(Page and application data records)
--- START ---

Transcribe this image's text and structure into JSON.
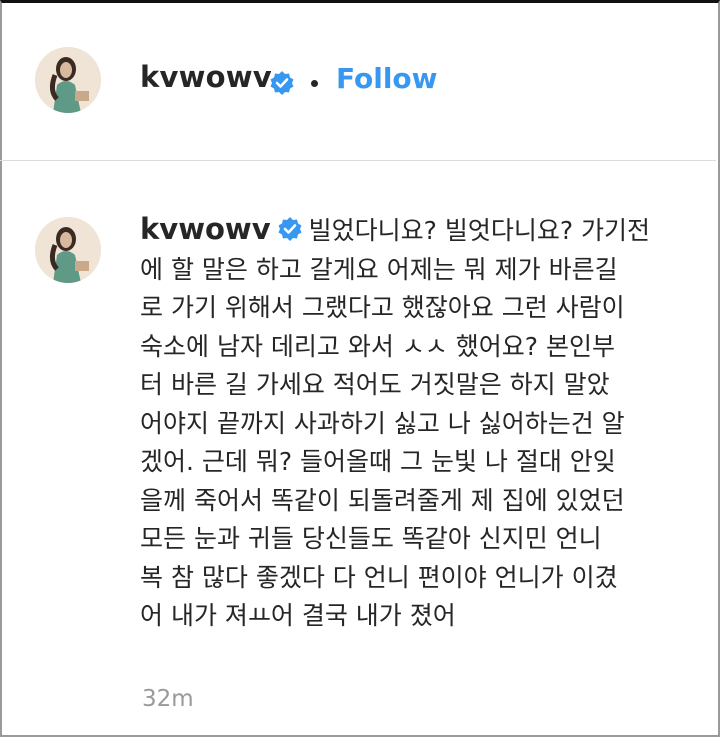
{
  "header": {
    "username": "kvwowv",
    "follow_label": "Follow",
    "separator": "•"
  },
  "comment": {
    "username": "kvwowv",
    "lines": [
      "빌었다니요? 빌엇다니요? 가기전",
      "에 할 말은 하고 갈게요 어제는 뭐 제가 바른길",
      "로 가기 위해서 그랬다고 했잖아요 그런 사람이",
      "숙소에 남자 데리고 와서 ㅅㅅ 했어요? 본인부",
      "터 바른 길 가세요 적어도 거짓말은 하지 말았",
      "어야지 끝까지 사과하기 싫고 나 싫어하는건 알",
      "겠어. 근데 뭐? 들어올때 그 눈빛 나 절대 안잊",
      "을께 죽어서 똑같이 되돌려줄게 제 집에 있었던",
      "모든 눈과 귀들 당신들도 똑같아 신지민 언니",
      "복 참 많다 좋겠다 다 언니 편이야 언니가 이겼",
      "어 내가 져ㅛ어 결국 내가 졌어"
    ],
    "timestamp": "32m"
  },
  "colors": {
    "follow_blue": "#3897f0",
    "verified_blue": "#3897f0",
    "text": "#262626",
    "muted": "#999999"
  },
  "icons": {
    "verified": "verified-badge-icon",
    "avatar": "profile-avatar"
  }
}
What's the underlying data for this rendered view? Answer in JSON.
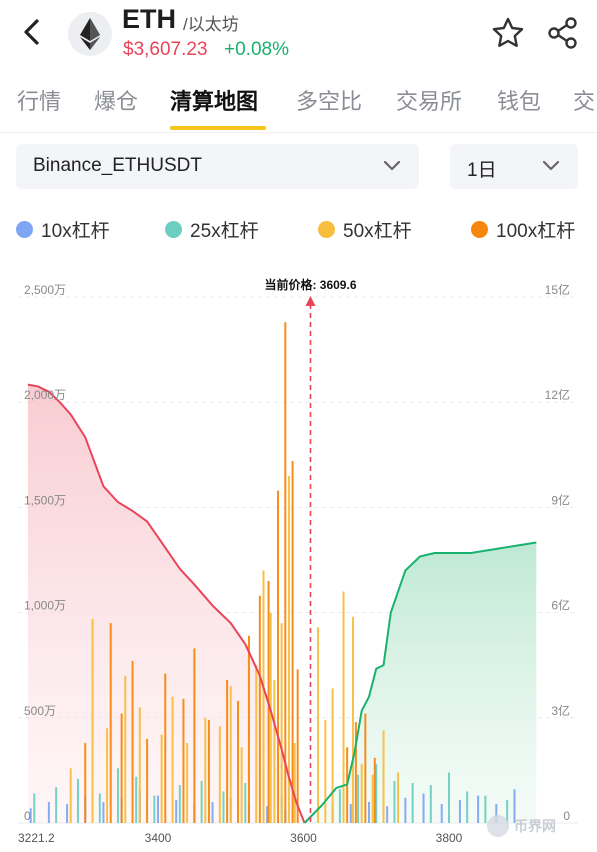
{
  "header": {
    "symbol": "ETH",
    "alias": "/以太坊",
    "price": "$3,607.23",
    "change": "+0.08%",
    "colors": {
      "up": "#18b26e",
      "down": "#e9445a"
    }
  },
  "icons": {
    "back": "back-arrow-icon",
    "logo": "ethereum-logo-icon",
    "favorite": "star-icon",
    "share": "share-icon",
    "dropdown": "chevron-down-icon"
  },
  "tabs": [
    {
      "label": "行情"
    },
    {
      "label": "爆仓"
    },
    {
      "label": "清算地图",
      "active": true
    },
    {
      "label": "多空比"
    },
    {
      "label": "交易所"
    },
    {
      "label": "钱包"
    },
    {
      "label": "交"
    }
  ],
  "selectors": {
    "pair": "Binance_ETHUSDT",
    "period": "1日"
  },
  "legend": [
    {
      "label": "10x杠杆",
      "color": "#7ea6f4"
    },
    {
      "label": "25x杠杆",
      "color": "#6ccfc2"
    },
    {
      "label": "50x杠杆",
      "color": "#f9bd3d"
    },
    {
      "label": "100x杠杆",
      "color": "#f5870f"
    }
  ],
  "watermark": "币界网",
  "chart_data": {
    "type": "bar",
    "current_price_label": "当前价格: 3609.6",
    "current_price": 3609.6,
    "xlim": [
      3221.2,
      3601.4
    ],
    "x_ticks": [
      "3221.2",
      "3400",
      "3600",
      "3800"
    ],
    "x_tick_values": [
      3221.2,
      3400,
      3600,
      3800
    ],
    "left_axis": {
      "ylim": [
        0,
        25000000
      ],
      "ticks": [
        "0",
        "500万",
        "1,000万",
        "1,500万",
        "2,000万",
        "2,500万"
      ]
    },
    "right_axis": {
      "ylim": [
        0,
        1500000000
      ],
      "ticks": [
        "0",
        "3亿",
        "6亿",
        "9亿",
        "12亿",
        "15亿"
      ]
    },
    "series": [
      {
        "name": "10x杠杆",
        "color": "#7ea6f4",
        "x": [
          3225,
          3250,
          3275,
          3300,
          3325,
          3350,
          3375,
          3400,
          3425,
          3450,
          3475,
          3500,
          3525,
          3550,
          3575,
          3640,
          3665,
          3690,
          3715,
          3740,
          3765,
          3790,
          3815,
          3840,
          3865,
          3890
        ],
        "values": [
          700000,
          1000000,
          900000,
          1300000,
          1000000,
          1200000,
          1600000,
          1300000,
          1100000,
          900000,
          1000000,
          1200000,
          900000,
          800000,
          600000,
          800000,
          900000,
          1000000,
          800000,
          1200000,
          1400000,
          900000,
          1100000,
          1300000,
          900000,
          1600000
        ]
      },
      {
        "name": "25x杠杆",
        "color": "#6ccfc2",
        "x": [
          3230,
          3260,
          3290,
          3320,
          3345,
          3370,
          3395,
          3430,
          3460,
          3490,
          3520,
          3545,
          3570,
          3650,
          3675,
          3700,
          3725,
          3750,
          3775,
          3800,
          3825,
          3850,
          3880
        ],
        "values": [
          1400000,
          1700000,
          2100000,
          1400000,
          2600000,
          2200000,
          1300000,
          1800000,
          2000000,
          1500000,
          1900000,
          2400000,
          1200000,
          1600000,
          2300000,
          2800000,
          2000000,
          1900000,
          1800000,
          2400000,
          1500000,
          1300000,
          1100000
        ]
      },
      {
        "name": "50x杠杆",
        "color": "#f9bd3d",
        "x": [
          3280,
          3310,
          3330,
          3355,
          3375,
          3405,
          3420,
          3440,
          3465,
          3485,
          3500,
          3515,
          3535,
          3545,
          3555,
          3560,
          3570,
          3580,
          3588,
          3620,
          3630,
          3640,
          3655,
          3668,
          3680,
          3695,
          3710,
          3730
        ],
        "values": [
          2600000,
          9700000,
          4500000,
          7000000,
          5500000,
          4200000,
          6000000,
          3800000,
          5000000,
          4600000,
          6500000,
          3600000,
          7500000,
          12000000,
          10000000,
          6800000,
          9500000,
          16500000,
          3800000,
          9300000,
          4900000,
          6400000,
          11000000,
          9800000,
          2800000,
          2300000,
          4400000,
          2400000
        ]
      },
      {
        "name": "100x杠杆",
        "color": "#f5870f",
        "x": [
          3300,
          3335,
          3350,
          3365,
          3385,
          3410,
          3435,
          3450,
          3470,
          3495,
          3510,
          3525,
          3540,
          3552,
          3565,
          3575,
          3585,
          3592,
          3660,
          3672,
          3685,
          3698
        ],
        "values": [
          3800000,
          9500000,
          5200000,
          7700000,
          4000000,
          7100000,
          5900000,
          8300000,
          4900000,
          6800000,
          5800000,
          8900000,
          10800000,
          11500000,
          15800000,
          23800000,
          17200000,
          7300000,
          3600000,
          4800000,
          5200000,
          3100000
        ]
      },
      {
        "name": "cumulative_short",
        "color": "#e9445a",
        "axis": "right",
        "x": [
          3221.2,
          3235,
          3250,
          3265,
          3280,
          3300,
          3325,
          3345,
          3365,
          3385,
          3405,
          3430,
          3450,
          3475,
          3500,
          3520,
          3540,
          3555,
          3570,
          3580,
          3590,
          3601.4
        ],
        "values": [
          1250000000,
          1245000000,
          1230000000,
          1200000000,
          1165000000,
          1100000000,
          960000000,
          915000000,
          890000000,
          860000000,
          800000000,
          725000000,
          680000000,
          620000000,
          570000000,
          510000000,
          420000000,
          320000000,
          210000000,
          130000000,
          60000000,
          0
        ]
      },
      {
        "name": "cumulative_long",
        "color": "#18b26e",
        "axis": "right",
        "x": [
          3601.4,
          3625,
          3645,
          3660,
          3670,
          3680,
          3690,
          3700,
          3710,
          3720,
          3740,
          3760,
          3780,
          3800,
          3830,
          3860,
          3890,
          3920
        ],
        "values": [
          0,
          50000000,
          100000000,
          110000000,
          200000000,
          320000000,
          360000000,
          440000000,
          450000000,
          600000000,
          720000000,
          760000000,
          770000000,
          770000000,
          770000000,
          780000000,
          790000000,
          800000000
        ]
      }
    ]
  }
}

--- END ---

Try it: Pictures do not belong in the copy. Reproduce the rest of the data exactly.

Output:
Transcribe this image's text and structure into JSON.
{
  "header": {
    "username": "kvwowv",
    "follow_label": "Follow",
    "separator": "•"
  },
  "comment": {
    "username": "kvwowv",
    "lines": [
      "빌었다니요? 빌엇다니요? 가기전",
      "에 할 말은 하고 갈게요 어제는 뭐 제가 바른길",
      "로 가기 위해서 그랬다고 했잖아요 그런 사람이",
      "숙소에 남자 데리고 와서 ㅅㅅ 했어요? 본인부",
      "터 바른 길 가세요 적어도 거짓말은 하지 말았",
      "어야지 끝까지 사과하기 싫고 나 싫어하는건 알",
      "겠어. 근데 뭐? 들어올때 그 눈빛 나 절대 안잊",
      "을께 죽어서 똑같이 되돌려줄게 제 집에 있었던",
      "모든 눈과 귀들 당신들도 똑같아 신지민 언니",
      "복 참 많다 좋겠다 다 언니 편이야 언니가 이겼",
      "어 내가 져ㅛ어 결국 내가 졌어"
    ],
    "timestamp": "32m"
  },
  "colors": {
    "follow_blue": "#3897f0",
    "verified_blue": "#3897f0",
    "text": "#262626",
    "muted": "#999999"
  },
  "icons": {
    "verified": "verified-badge-icon",
    "avatar": "profile-avatar"
  }
}
What's the underlying data for this rendered view? Answer in JSON.
{
  "header": {
    "symbol": "ETH",
    "alias": "/以太坊",
    "price": "$3,607.23",
    "change": "+0.08%",
    "colors": {
      "up": "#18b26e",
      "down": "#e9445a"
    }
  },
  "icons": {
    "back": "back-arrow-icon",
    "logo": "ethereum-logo-icon",
    "favorite": "star-icon",
    "share": "share-icon",
    "dropdown": "chevron-down-icon"
  },
  "tabs": [
    {
      "label": "行情"
    },
    {
      "label": "爆仓"
    },
    {
      "label": "清算地图",
      "active": true
    },
    {
      "label": "多空比"
    },
    {
      "label": "交易所"
    },
    {
      "label": "钱包"
    },
    {
      "label": "交"
    }
  ],
  "selectors": {
    "pair": "Binance_ETHUSDT",
    "period": "1日"
  },
  "legend": [
    {
      "label": "10x杠杆",
      "color": "#7ea6f4"
    },
    {
      "label": "25x杠杆",
      "color": "#6ccfc2"
    },
    {
      "label": "50x杠杆",
      "color": "#f9bd3d"
    },
    {
      "label": "100x杠杆",
      "color": "#f5870f"
    }
  ],
  "watermark": "币界网",
  "chart_data": {
    "type": "bar",
    "current_price_label": "当前价格: 3609.6",
    "current_price": 3609.6,
    "xlim": [
      3221.2,
      3601.4
    ],
    "x_ticks": [
      "3221.2",
      "3400",
      "3600",
      "3800"
    ],
    "x_tick_values": [
      3221.2,
      3400,
      3600,
      3800
    ],
    "left_axis": {
      "ylim": [
        0,
        25000000
      ],
      "ticks": [
        "0",
        "500万",
        "1,000万",
        "1,500万",
        "2,000万",
        "2,500万"
      ]
    },
    "right_axis": {
      "ylim": [
        0,
        1500000000
      ],
      "ticks": [
        "0",
        "3亿",
        "6亿",
        "9亿",
        "12亿",
        "15亿"
      ]
    },
    "series": [
      {
        "name": "10x杠杆",
        "color": "#7ea6f4",
        "x": [
          3225,
          3250,
          3275,
          3300,
          3325,
          3350,
          3375,
          3400,
          3425,
          3450,
          3475,
          3500,
          3525,
          3550,
          3575,
          3640,
          3665,
          3690,
          3715,
          3740,
          3765,
          3790,
          3815,
          3840,
          3865,
          3890
        ],
        "values": [
          700000,
          1000000,
          900000,
          1300000,
          1000000,
          1200000,
          1600000,
          1300000,
          1100000,
          900000,
          1000000,
          1200000,
          900000,
          800000,
          600000,
          800000,
          900000,
          1000000,
          800000,
          1200000,
          1400000,
          900000,
          1100000,
          1300000,
          900000,
          1600000
        ]
      },
      {
        "name": "25x杠杆",
        "color": "#6ccfc2",
        "x": [
          3230,
          3260,
          3290,
          3320,
          3345,
          3370,
          3395,
          3430,
          3460,
          3490,
          3520,
          3545,
          3570,
          3650,
          3675,
          3700,
          3725,
          3750,
          3775,
          3800,
          3825,
          3850,
          3880
        ],
        "values": [
          1400000,
          1700000,
          2100000,
          1400000,
          2600000,
          2200000,
          1300000,
          1800000,
          2000000,
          1500000,
          1900000,
          2400000,
          1200000,
          1600000,
          2300000,
          2800000,
          2000000,
          1900000,
          1800000,
          2400000,
          1500000,
          1300000,
          1100000
        ]
      },
      {
        "name": "50x杠杆",
        "color": "#f9bd3d",
        "x": [
          3280,
          3310,
          3330,
          3355,
          3375,
          3405,
          3420,
          3440,
          3465,
          3485,
          3500,
          3515,
          3535,
          3545,
          3555,
          3560,
          3570,
          3580,
          3588,
          3620,
          3630,
          3640,
          3655,
          3668,
          3680,
          3695,
          3710,
          3730
        ],
        "values": [
          2600000,
          9700000,
          4500000,
          7000000,
          5500000,
          4200000,
          6000000,
          3800000,
          5000000,
          4600000,
          6500000,
          3600000,
          7500000,
          12000000,
          10000000,
          6800000,
          9500000,
          16500000,
          3800000,
          9300000,
          4900000,
          6400000,
          11000000,
          9800000,
          2800000,
          2300000,
          4400000,
          2400000
        ]
      },
      {
        "name": "100x杠杆",
        "color": "#f5870f",
        "x": [
          3300,
          3335,
          3350,
          3365,
          3385,
          3410,
          3435,
          3450,
          3470,
          3495,
          3510,
          3525,
          3540,
          3552,
          3565,
          3575,
          3585,
          3592,
          3660,
          3672,
          3685,
          3698
        ],
        "values": [
          3800000,
          9500000,
          5200000,
          7700000,
          4000000,
          7100000,
          5900000,
          8300000,
          4900000,
          6800000,
          5800000,
          8900000,
          10800000,
          11500000,
          15800000,
          23800000,
          17200000,
          7300000,
          3600000,
          4800000,
          5200000,
          3100000
        ]
      },
      {
        "name": "cumulative_short",
        "color": "#e9445a",
        "axis": "right",
        "x": [
          3221.2,
          3235,
          3250,
          3265,
          3280,
          3300,
          3325,
          3345,
          3365,
          3385,
          3405,
          3430,
          3450,
          3475,
          3500,
          3520,
          3540,
          3555,
          3570,
          3580,
          3590,
          3601.4
        ],
        "values": [
          1250000000,
          1245000000,
          1230000000,
          1200000000,
          1165000000,
          1100000000,
          960000000,
          915000000,
          890000000,
          860000000,
          800000000,
          725000000,
          680000000,
          620000000,
          570000000,
          510000000,
          420000000,
          320000000,
          210000000,
          130000000,
          60000000,
          0
        ]
      },
      {
        "name": "cumulative_long",
        "color": "#18b26e",
        "axis": "right",
        "x": [
          3601.4,
          3625,
          3645,
          3660,
          3670,
          3680,
          3690,
          3700,
          3710,
          3720,
          3740,
          3760,
          3780,
          3800,
          3830,
          3860,
          3890,
          3920
        ],
        "values": [
          0,
          50000000,
          100000000,
          110000000,
          200000000,
          320000000,
          360000000,
          440000000,
          450000000,
          600000000,
          720000000,
          760000000,
          770000000,
          770000000,
          770000000,
          780000000,
          790000000,
          800000000
        ]
      }
    ]
  }
}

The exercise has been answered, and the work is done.